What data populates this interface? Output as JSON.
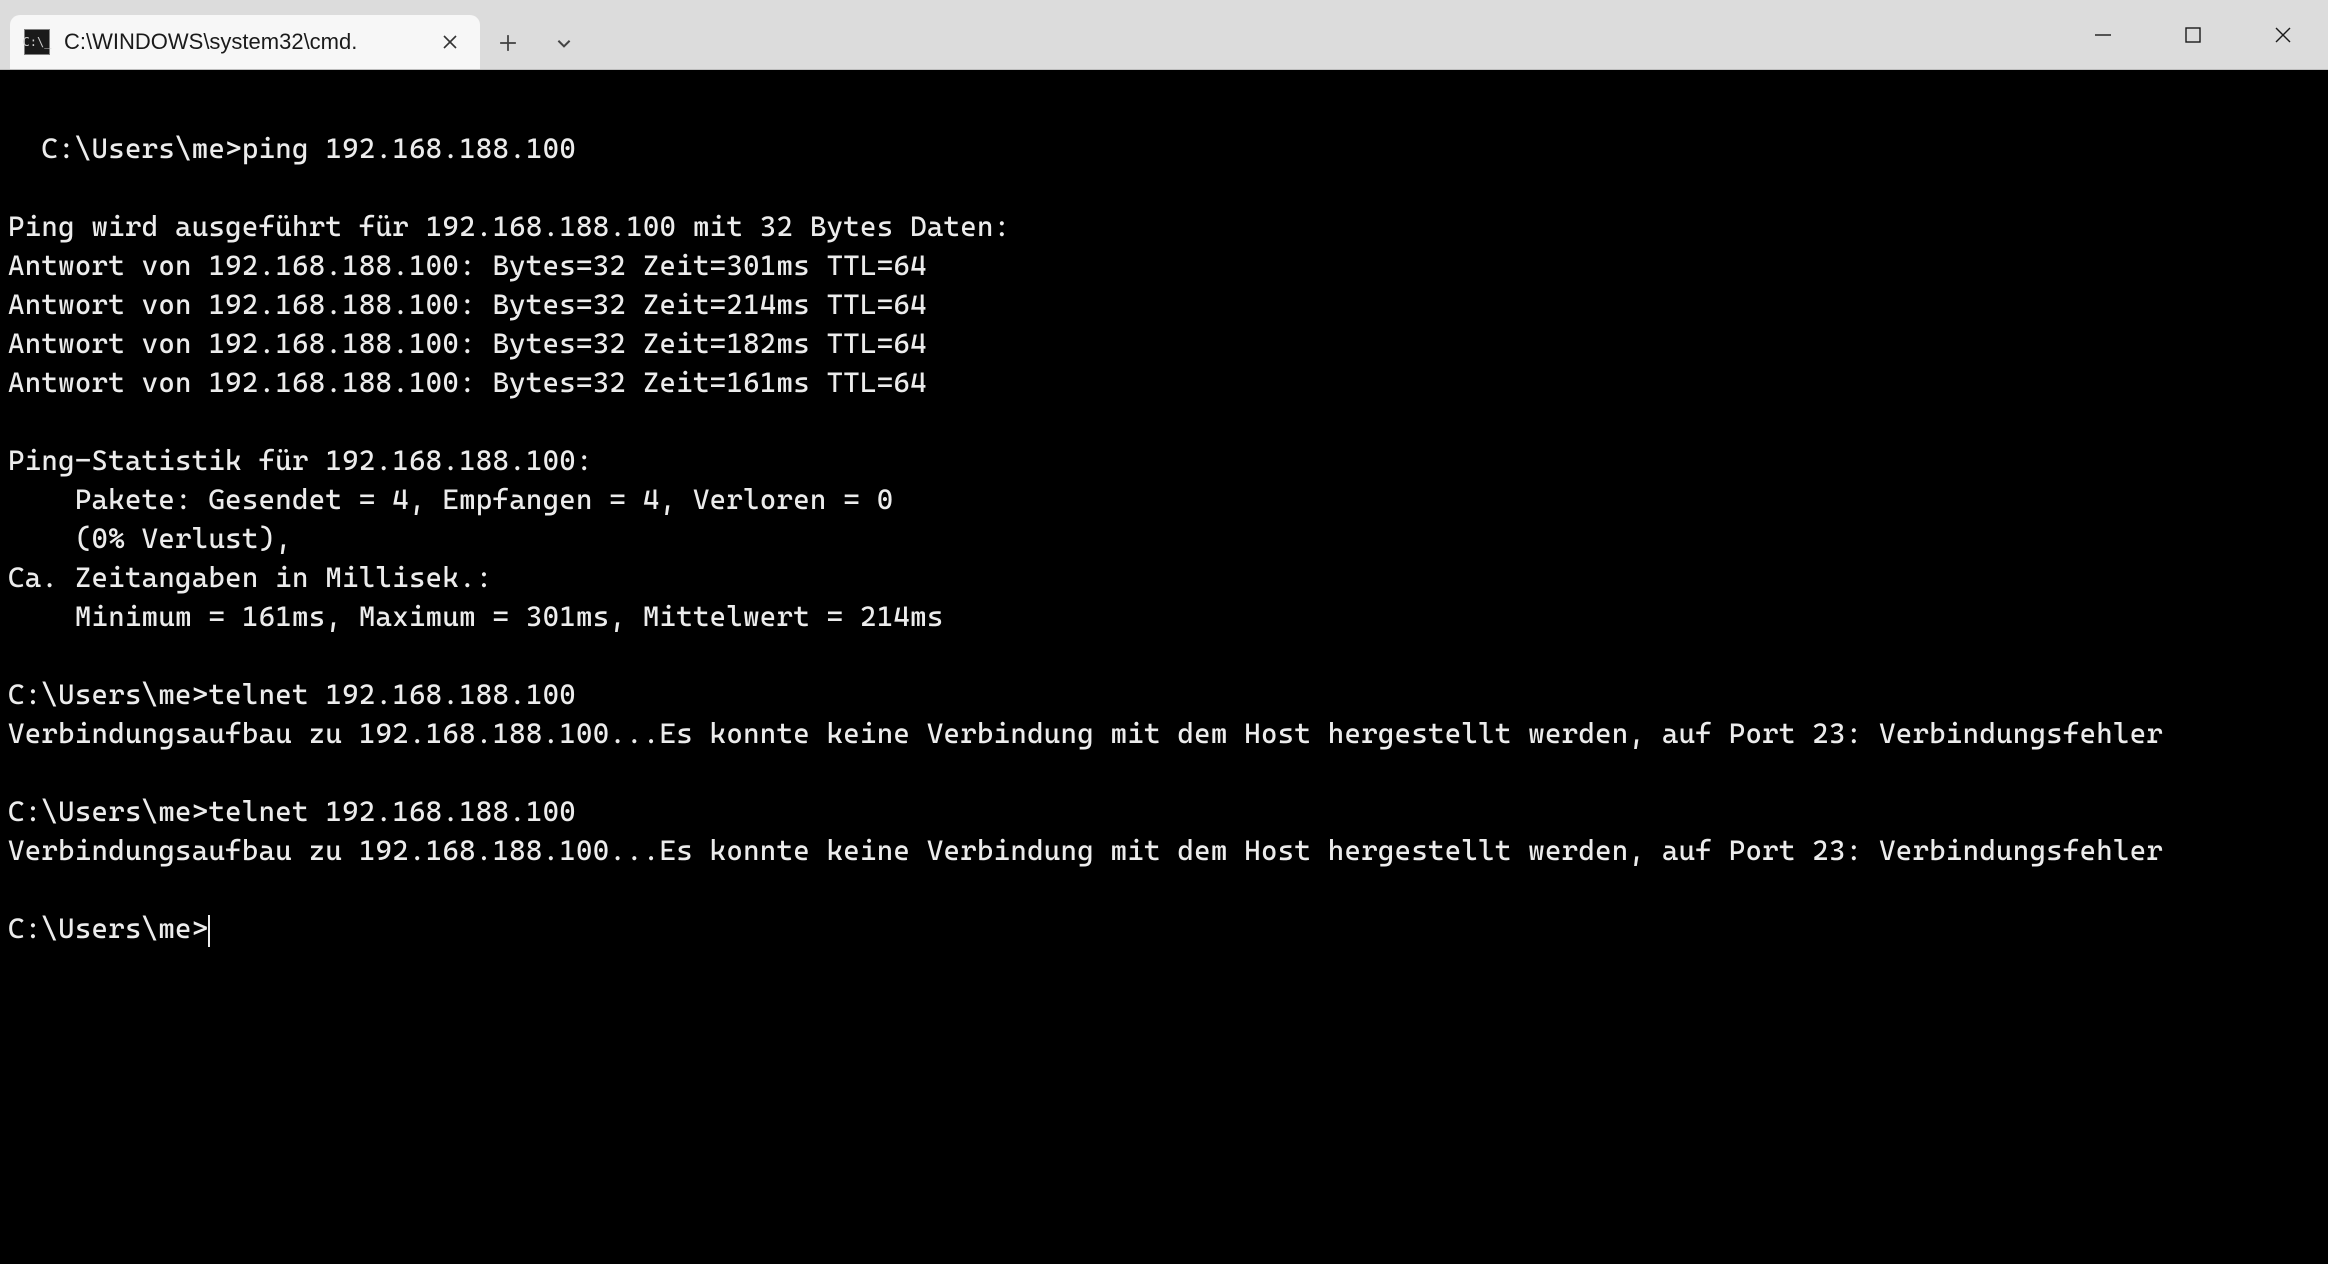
{
  "titlebar": {
    "tab_title": "C:\\WINDOWS\\system32\\cmd.",
    "tab_icon_label": "C:\\_"
  },
  "terminal": {
    "lines": [
      "C:\\Users\\me>ping 192.168.188.100",
      "",
      "Ping wird ausgeführt für 192.168.188.100 mit 32 Bytes Daten:",
      "Antwort von 192.168.188.100: Bytes=32 Zeit=301ms TTL=64",
      "Antwort von 192.168.188.100: Bytes=32 Zeit=214ms TTL=64",
      "Antwort von 192.168.188.100: Bytes=32 Zeit=182ms TTL=64",
      "Antwort von 192.168.188.100: Bytes=32 Zeit=161ms TTL=64",
      "",
      "Ping-Statistik für 192.168.188.100:",
      "    Pakete: Gesendet = 4, Empfangen = 4, Verloren = 0",
      "    (0% Verlust),",
      "Ca. Zeitangaben in Millisek.:",
      "    Minimum = 161ms, Maximum = 301ms, Mittelwert = 214ms",
      "",
      "C:\\Users\\me>telnet 192.168.188.100",
      "Verbindungsaufbau zu 192.168.188.100...Es konnte keine Verbindung mit dem Host hergestellt werden, auf Port 23: Verbindungsfehler",
      "",
      "C:\\Users\\me>telnet 192.168.188.100",
      "Verbindungsaufbau zu 192.168.188.100...Es konnte keine Verbindung mit dem Host hergestellt werden, auf Port 23: Verbindungsfehler",
      ""
    ],
    "prompt": "C:\\Users\\me>"
  }
}
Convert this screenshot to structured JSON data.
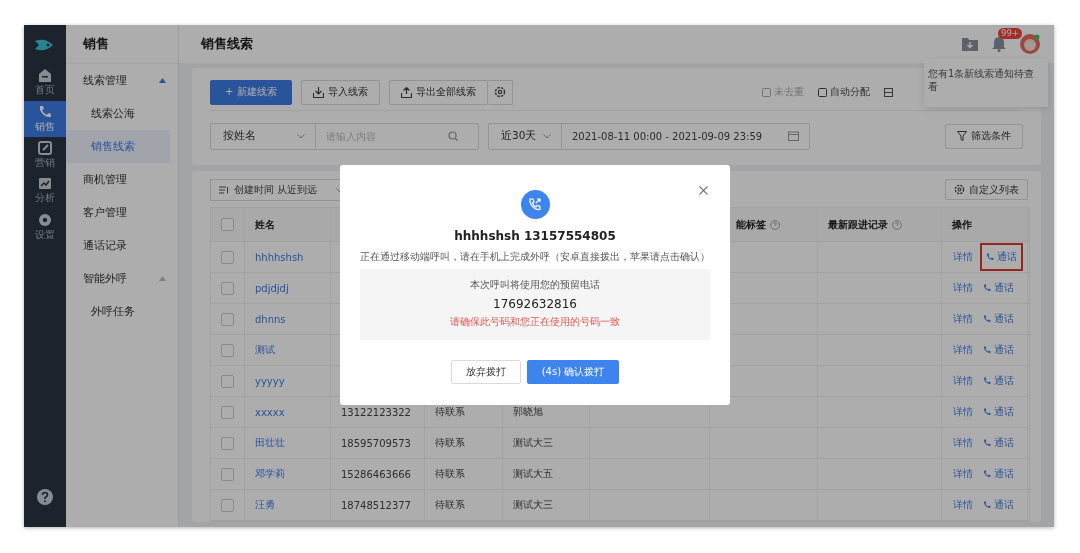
{
  "rail": {
    "items": [
      {
        "label": "首页",
        "selected": false
      },
      {
        "label": "销售",
        "selected": true
      },
      {
        "label": "营销",
        "selected": false
      },
      {
        "label": "分析",
        "selected": false
      },
      {
        "label": "设置",
        "selected": false
      }
    ]
  },
  "sidebar": {
    "title": "销售",
    "items": [
      {
        "label": "线索管理",
        "expanded": true,
        "selected": false,
        "children": [
          {
            "label": "线索公海",
            "selected": false
          },
          {
            "label": "销售线索",
            "selected": true
          }
        ]
      },
      {
        "label": "商机管理",
        "selected": false
      },
      {
        "label": "客户管理",
        "selected": false
      },
      {
        "label": "通话记录",
        "selected": false
      },
      {
        "label": "智能外呼",
        "expanded": true,
        "selected": false,
        "children": [
          {
            "label": "外呼任务",
            "selected": false
          }
        ]
      }
    ]
  },
  "header": {
    "title": "销售线索",
    "badge": "99+"
  },
  "notification": "您有1条新线索通知待查看",
  "toolbar": {
    "new_button": "+ 新建线索",
    "import_button": "导入线索",
    "export_button": "导出全部线索",
    "right_links": [
      {
        "label": "未去重",
        "disabled": true
      },
      {
        "label": "自动分配",
        "disabled": false
      }
    ]
  },
  "filters": {
    "field_select": "按姓名",
    "search": {
      "placeholder": "请输入内容"
    },
    "range_select": "近30天",
    "date_range": "2021-08-11 00:00 - 2021-09-09 23:59",
    "filter_button": "筛选条件"
  },
  "table": {
    "sort": "创建时间 从近到远",
    "columns_button": "自定义列表",
    "all_checked": false,
    "columns": [
      "姓名",
      "",
      "",
      "",
      "",
      "能标签",
      "最新跟进记录",
      "操作"
    ],
    "rows": [
      {
        "checked": false,
        "name": "hhhhshsh",
        "phone": "",
        "status": "",
        "owner": "",
        "detail": "详情",
        "call": "通话",
        "highlighted": true
      },
      {
        "checked": false,
        "name": "pdjdjdj",
        "phone": "",
        "status": "",
        "owner": "",
        "detail": "详情",
        "call": "通话",
        "highlighted": false
      },
      {
        "checked": false,
        "name": "dhnns",
        "phone": "",
        "status": "",
        "owner": "",
        "detail": "详情",
        "call": "通话",
        "highlighted": false
      },
      {
        "checked": false,
        "name": "测试",
        "phone": "",
        "status": "",
        "owner": "",
        "detail": "详情",
        "call": "通话",
        "highlighted": false
      },
      {
        "checked": false,
        "name": "yyyyy",
        "phone": "",
        "status": "",
        "owner": "",
        "detail": "详情",
        "call": "通话",
        "highlighted": false
      },
      {
        "checked": false,
        "name": "xxxxx",
        "phone": "13122123322",
        "status": "待联系",
        "owner": "郭晓旭",
        "detail": "详情",
        "call": "通话",
        "highlighted": false
      },
      {
        "checked": false,
        "name": "田壮壮",
        "phone": "18595709573",
        "status": "待联系",
        "owner": "测试大三",
        "detail": "详情",
        "call": "通话",
        "highlighted": false
      },
      {
        "checked": false,
        "name": "邓学莉",
        "phone": "15286463666",
        "status": "待联系",
        "owner": "测试大五",
        "detail": "详情",
        "call": "通话",
        "highlighted": false
      },
      {
        "checked": false,
        "name": "汪勇",
        "phone": "18748512377",
        "status": "待联系",
        "owner": "测试大三",
        "detail": "详情",
        "call": "通话",
        "highlighted": false
      }
    ]
  },
  "dialog": {
    "title": "hhhhshsh 13157554805",
    "message": "正在通过移动端呼叫，请在手机上完成外呼（安卓直接拨出，苹果请点击确认）",
    "note": "本次呼叫将使用您的预留电话",
    "number": "17692632816",
    "warning": "请确保此号码和您正在使用的号码一致",
    "cancel": "放弃拨打",
    "confirm": "(4s) 确认拨打"
  }
}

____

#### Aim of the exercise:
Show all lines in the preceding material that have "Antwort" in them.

#### Task output:
      "Antwort von 192.168.188.100: Bytes=32 Zeit=301ms TTL=64",
      "Antwort von 192.168.188.100: Bytes=32 Zeit=214ms TTL=64",
      "Antwort von 192.168.188.100: Bytes=32 Zeit=182ms TTL=64",
      "Antwort von 192.168.188.100: Bytes=32 Zeit=161ms TTL=64",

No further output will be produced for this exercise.